The chamber representatives agree the face-to-face interaction with their local business owners was invaluable and well worth the average 4-hours per company investment. The chambers each invested an average of roughly 1,700 hours toward this project last year.
EXISTING BUSINESS SUPPORT
Steve Cox, economic development director for the Rogers-Lowell Chamber, said the payoff isn’t always instant but you have to plant and water those organic seeds if they are to bear fruit in the future.
“I visited a company back in April of 2012 and they didn’t really have any expansion plans at the time, but we made the contact. Then they called me in January to say they had planned a $10 million investment hiring up to a dozen people and could we give them some help. If I hadn’t made that contact they probably wouldn’t have called us for help with incentives and zoning,” Cox said.
Webb added that between January 2010 and December 2012 there were 40,000 jobs created in Arkansas, 44% of those jobs were located in the NWA metro area.
The group agreed the organic job growth that largely comes from business expansion is key to future population growth. Harvey said roughly three out of every four jobs created comes from an existing business. Lance Eads, economic director for the Springdale Chamber, said during one of his visits last year he encountered a business that needed a larger location to allow for growth opportunities.
“We also ran across another fellow who was trying to sell out and retire from his business. We got these two owners together and they were able to work out a deal that allowed both to accomplish their goals,” Eads said.
He also said one company was sourcing some labor from a high school outside the area. We were able to get him in contact with our local school system who was able to add the kind of training he needs for his business within Springdale schools.
SAFETY, SALES FORCE ISSUES
Chung Tan, economic director in Fayetteville, said one of the key concerns uncovered among visits to the city’s industrial park was safety.
“Now that many of those companies are ramping up to three shifts from two they were concerned about safety during that overnight hours. We were able work with the city and install several traffic lights and the city has budgeted to build a sidewalk throughout the park this year,” Tan said.
She said drilling down to the micro level with the local businesses also showed that a large percentage of them are selling product abroad.
“We are able to work with them and help provide some assistance and training by connecting them with the Arkansas World Trade Center.
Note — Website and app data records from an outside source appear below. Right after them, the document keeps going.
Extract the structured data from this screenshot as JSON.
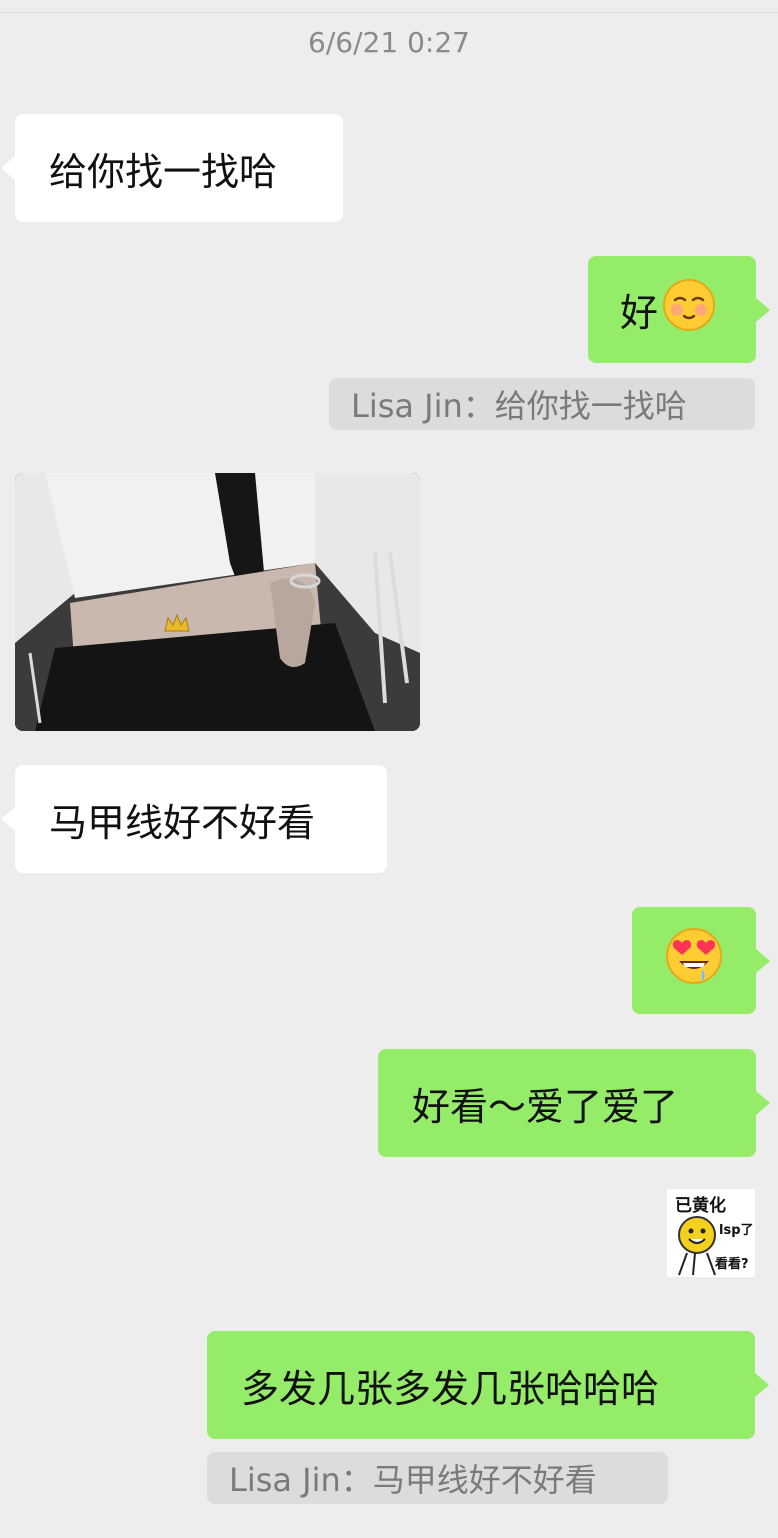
{
  "timestamp": "6/6/21 0:27",
  "messages": {
    "m1": "给你找一找哈",
    "m2": "好",
    "m3_quote": "Lisa Jin：给你找一找哈",
    "m5": "马甲线好不好看",
    "m7": "好看～爱了爱了",
    "m9": "多发几张多发几张哈哈哈",
    "m9_quote": "Lisa Jin：马甲线好不好看"
  },
  "icons": {
    "smile_blush": "smiling-face-with-blush-icon",
    "heart_eyes": "heart-eyes-drool-icon",
    "crown": "crown-icon"
  },
  "sticker": {
    "line1": "已黄化",
    "line2": "lsp了",
    "line3": "看看?"
  },
  "colors": {
    "background": "#ededed",
    "incoming_bubble": "#ffffff",
    "outgoing_bubble": "#95ec69",
    "quote_bg": "#dcdcdc"
  }
}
This has been good,” Tan said.
Jayne Lowe, director of retention with the Bentonville-Bella Vista Chamber of Commerce, called on offices of just one person all the way to multinationals.
“One main concern I saw from some small businesses is that they are having a hard time attracting and retaining a quality sales force because there are so many vendor sales opportunities at high levels of pay,” Lowe said.
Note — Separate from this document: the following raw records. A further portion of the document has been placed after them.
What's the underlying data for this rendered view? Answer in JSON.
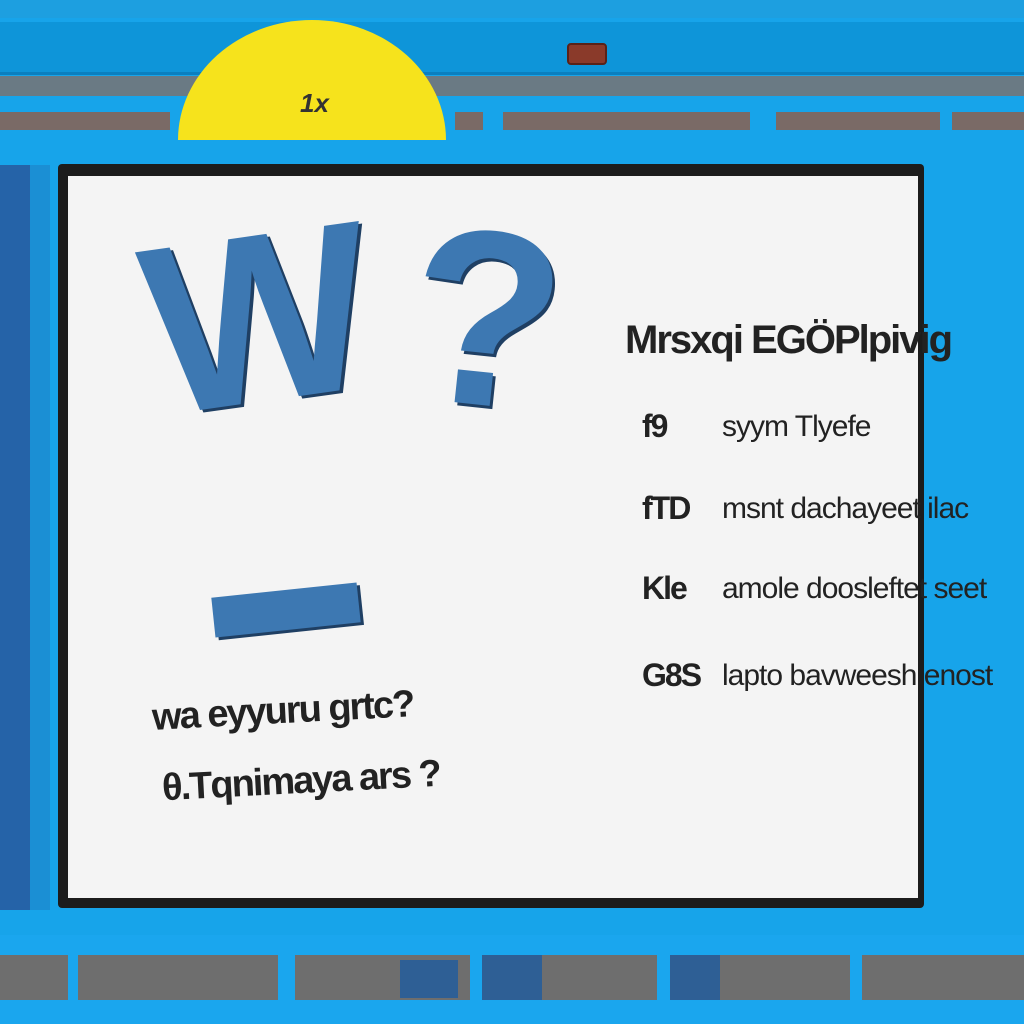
{
  "badge": {
    "label": "1x",
    "color": "#f6e31c"
  },
  "colors": {
    "frame": "#17a4ea",
    "accent": "#3d78b2",
    "panel": "#f4f4f4"
  },
  "panel": {
    "glyph_left": "W",
    "glyph_right": "?",
    "question_lines": [
      "wa eyyuru grtc?",
      "θ.Tqnimaya ars ?"
    ],
    "heading": "Mrsxqi EGÖPlpivig",
    "rows": [
      {
        "key": "f9",
        "value": "syym Tlyefe"
      },
      {
        "key": "fTD",
        "value": "msnt dachayeet ilac"
      },
      {
        "key": "Kle",
        "value": "amole doosleftet seet"
      },
      {
        "key": "G8S",
        "value": "lapto bavweesh enost"
      }
    ]
  }
}
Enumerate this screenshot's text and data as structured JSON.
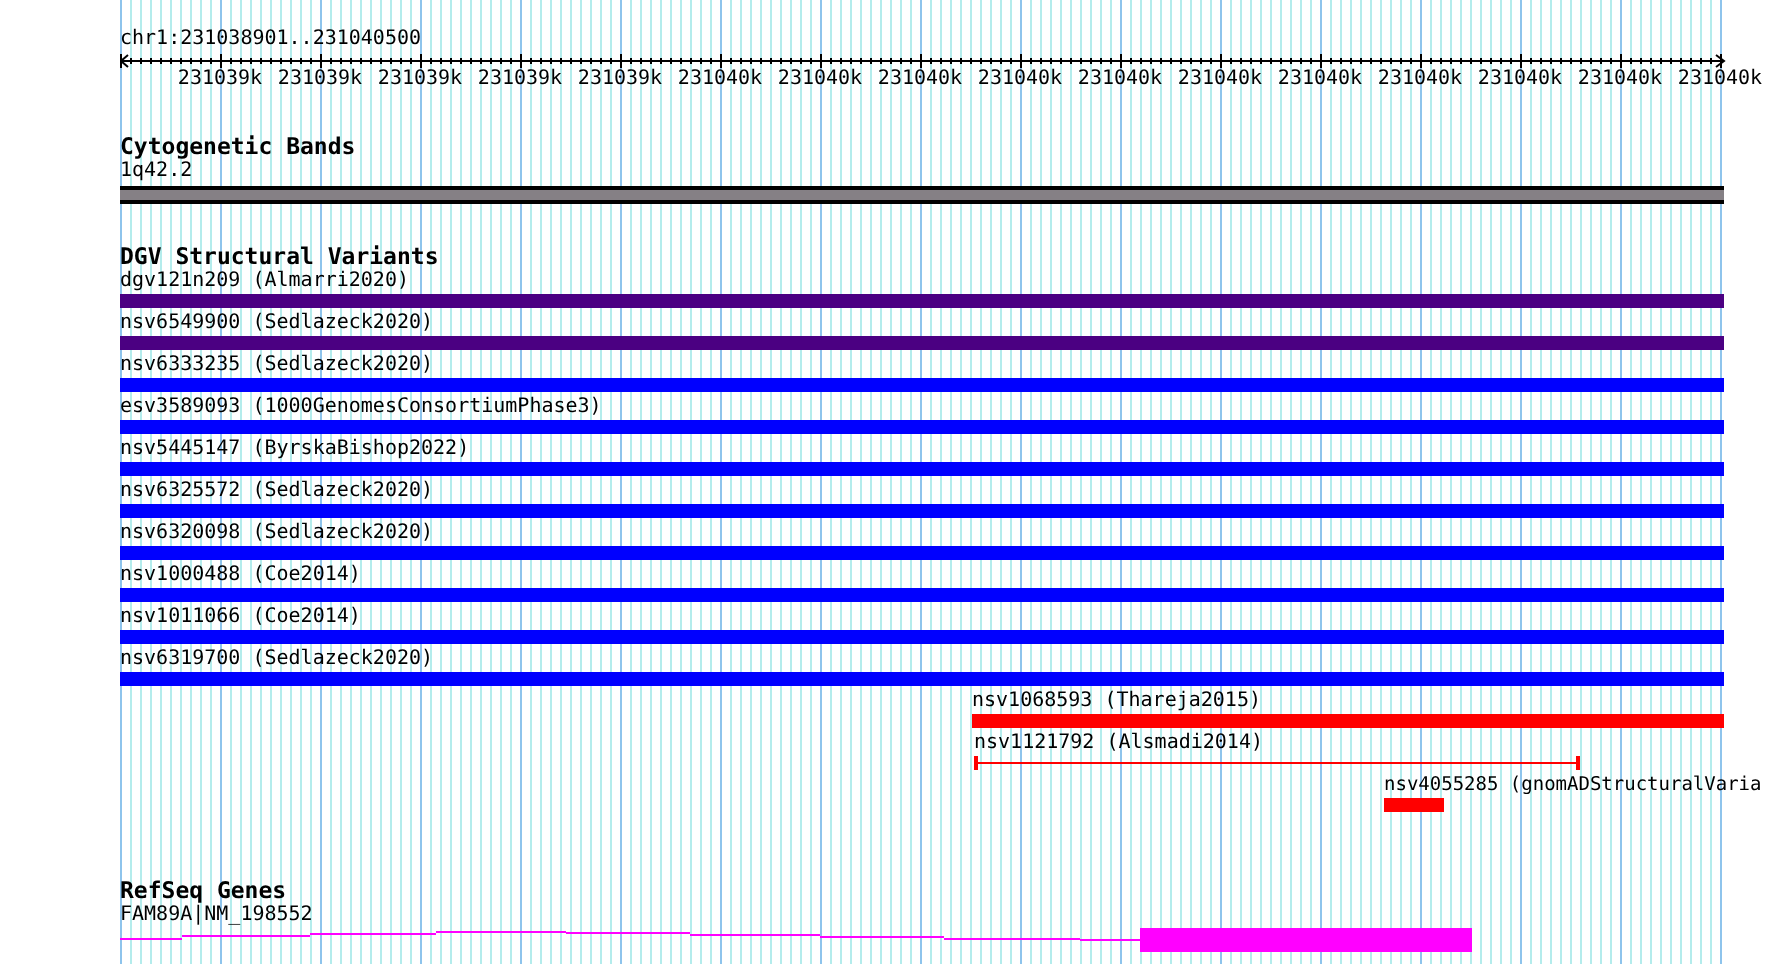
{
  "ruler": {
    "range": "chr1:231038901..231040500",
    "labels": [
      "231039k",
      "231039k",
      "231039k",
      "231039k",
      "231039k",
      "231040k",
      "231040k",
      "231040k",
      "231040k",
      "231040k",
      "231040k",
      "231040k",
      "231040k",
      "231040k",
      "231040k",
      "231040k"
    ]
  },
  "tracks": [
    {
      "title": "Cytogenetic Bands",
      "features": [
        {
          "label": "1q42.2",
          "kind": "band"
        }
      ]
    },
    {
      "title": "DGV Structural Variants",
      "features": [
        {
          "label": "dgv121n209 (Almarri2020)",
          "kind": "bar",
          "color": "#4b0082"
        },
        {
          "label": "nsv6549900 (Sedlazeck2020)",
          "kind": "bar",
          "color": "#4b0082"
        },
        {
          "label": "nsv6333235 (Sedlazeck2020)",
          "kind": "bar",
          "color": "#0000ff"
        },
        {
          "label": "esv3589093 (1000GenomesConsortiumPhase3)",
          "kind": "bar",
          "color": "#0000ff"
        },
        {
          "label": "nsv5445147 (ByrskaBishop2022)",
          "kind": "bar",
          "color": "#0000ff"
        },
        {
          "label": "nsv6325572 (Sedlazeck2020)",
          "kind": "bar",
          "color": "#0000ff"
        },
        {
          "label": "nsv6320098 (Sedlazeck2020)",
          "kind": "bar",
          "color": "#0000ff"
        },
        {
          "label": "nsv1000488 (Coe2014)",
          "kind": "bar",
          "color": "#0000ff"
        },
        {
          "label": "nsv1011066 (Coe2014)",
          "kind": "bar",
          "color": "#0000ff"
        },
        {
          "label": "nsv6319700 (Sedlazeck2020)",
          "kind": "bar",
          "color": "#0000ff"
        },
        {
          "label": "nsv1068593 (Thareja2015)",
          "kind": "bar",
          "color": "#ff0000"
        },
        {
          "label": "nsv1121792 (Alsmadi2014)",
          "kind": "span",
          "color": "#ff0000"
        },
        {
          "label": "nsv4055285 (gnomADStructuralVaria",
          "kind": "bar",
          "color": "#ff0000"
        }
      ]
    },
    {
      "title": "RefSeq Genes",
      "features": [
        {
          "label": "FAM89A|NM_198552",
          "kind": "gene"
        }
      ]
    }
  ]
}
Tom Ginn, vice president of economic development at the Bentonville-Bella Vista Chamber said, he encountered a tech company that employed a majority of folks who were software engineers and out-of-country residents. He said these workers obtained visas and secured an Arkansas driver’s license while here. But with the crack down from Homeland Security it was taking much longer to get the work visas renewed which was also triggered the driver’s license renewal which could be done in Little Rock.
“They were loading up a van load of workers several times a month and headed to Little Rock for the driver’s license renewals. Each time the lost a day of productivity and the cost of travel,” Ginn said.
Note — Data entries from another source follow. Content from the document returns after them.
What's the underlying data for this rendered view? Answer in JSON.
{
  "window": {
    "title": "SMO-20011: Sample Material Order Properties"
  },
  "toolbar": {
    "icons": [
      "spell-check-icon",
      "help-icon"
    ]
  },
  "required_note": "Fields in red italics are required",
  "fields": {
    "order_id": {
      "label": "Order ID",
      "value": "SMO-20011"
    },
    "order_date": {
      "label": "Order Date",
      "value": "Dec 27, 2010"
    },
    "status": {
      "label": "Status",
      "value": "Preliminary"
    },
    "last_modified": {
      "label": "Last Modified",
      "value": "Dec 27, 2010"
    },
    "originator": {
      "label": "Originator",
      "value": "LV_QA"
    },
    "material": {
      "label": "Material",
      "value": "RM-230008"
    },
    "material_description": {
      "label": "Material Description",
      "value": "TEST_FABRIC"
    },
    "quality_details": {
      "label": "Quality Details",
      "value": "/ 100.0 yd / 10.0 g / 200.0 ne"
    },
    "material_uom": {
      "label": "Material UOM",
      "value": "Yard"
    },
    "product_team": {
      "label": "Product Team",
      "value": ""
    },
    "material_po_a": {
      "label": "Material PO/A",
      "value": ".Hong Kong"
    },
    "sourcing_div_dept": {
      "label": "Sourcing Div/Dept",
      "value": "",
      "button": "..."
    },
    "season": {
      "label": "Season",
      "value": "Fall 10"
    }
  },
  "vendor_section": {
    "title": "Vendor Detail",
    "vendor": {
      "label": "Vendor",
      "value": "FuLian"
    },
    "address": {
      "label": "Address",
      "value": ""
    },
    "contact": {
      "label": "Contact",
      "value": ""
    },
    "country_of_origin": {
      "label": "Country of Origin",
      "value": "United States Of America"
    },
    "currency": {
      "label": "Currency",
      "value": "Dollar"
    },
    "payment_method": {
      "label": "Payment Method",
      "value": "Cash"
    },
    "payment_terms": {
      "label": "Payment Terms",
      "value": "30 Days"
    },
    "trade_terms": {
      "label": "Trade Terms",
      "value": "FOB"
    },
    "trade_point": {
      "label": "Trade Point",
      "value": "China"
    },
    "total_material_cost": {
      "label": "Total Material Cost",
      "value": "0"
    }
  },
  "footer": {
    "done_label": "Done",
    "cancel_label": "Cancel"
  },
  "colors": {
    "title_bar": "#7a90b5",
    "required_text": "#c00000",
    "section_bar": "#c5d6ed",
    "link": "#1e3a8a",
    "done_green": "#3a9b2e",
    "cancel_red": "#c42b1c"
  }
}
The chamber worked with the Department of Motor Vehicles and now there is someone in Bentonville who can do the license renewals, alleviating the need to travel to Little Rock and allowing the local company to be more productive.
Harvey said the chamber groups would see another 450 businesses year as the retention efforts continue.
Mayes said each year gets easier and bears more fruit at least that has been the case in Siloam Springs since their efforts began in 2009.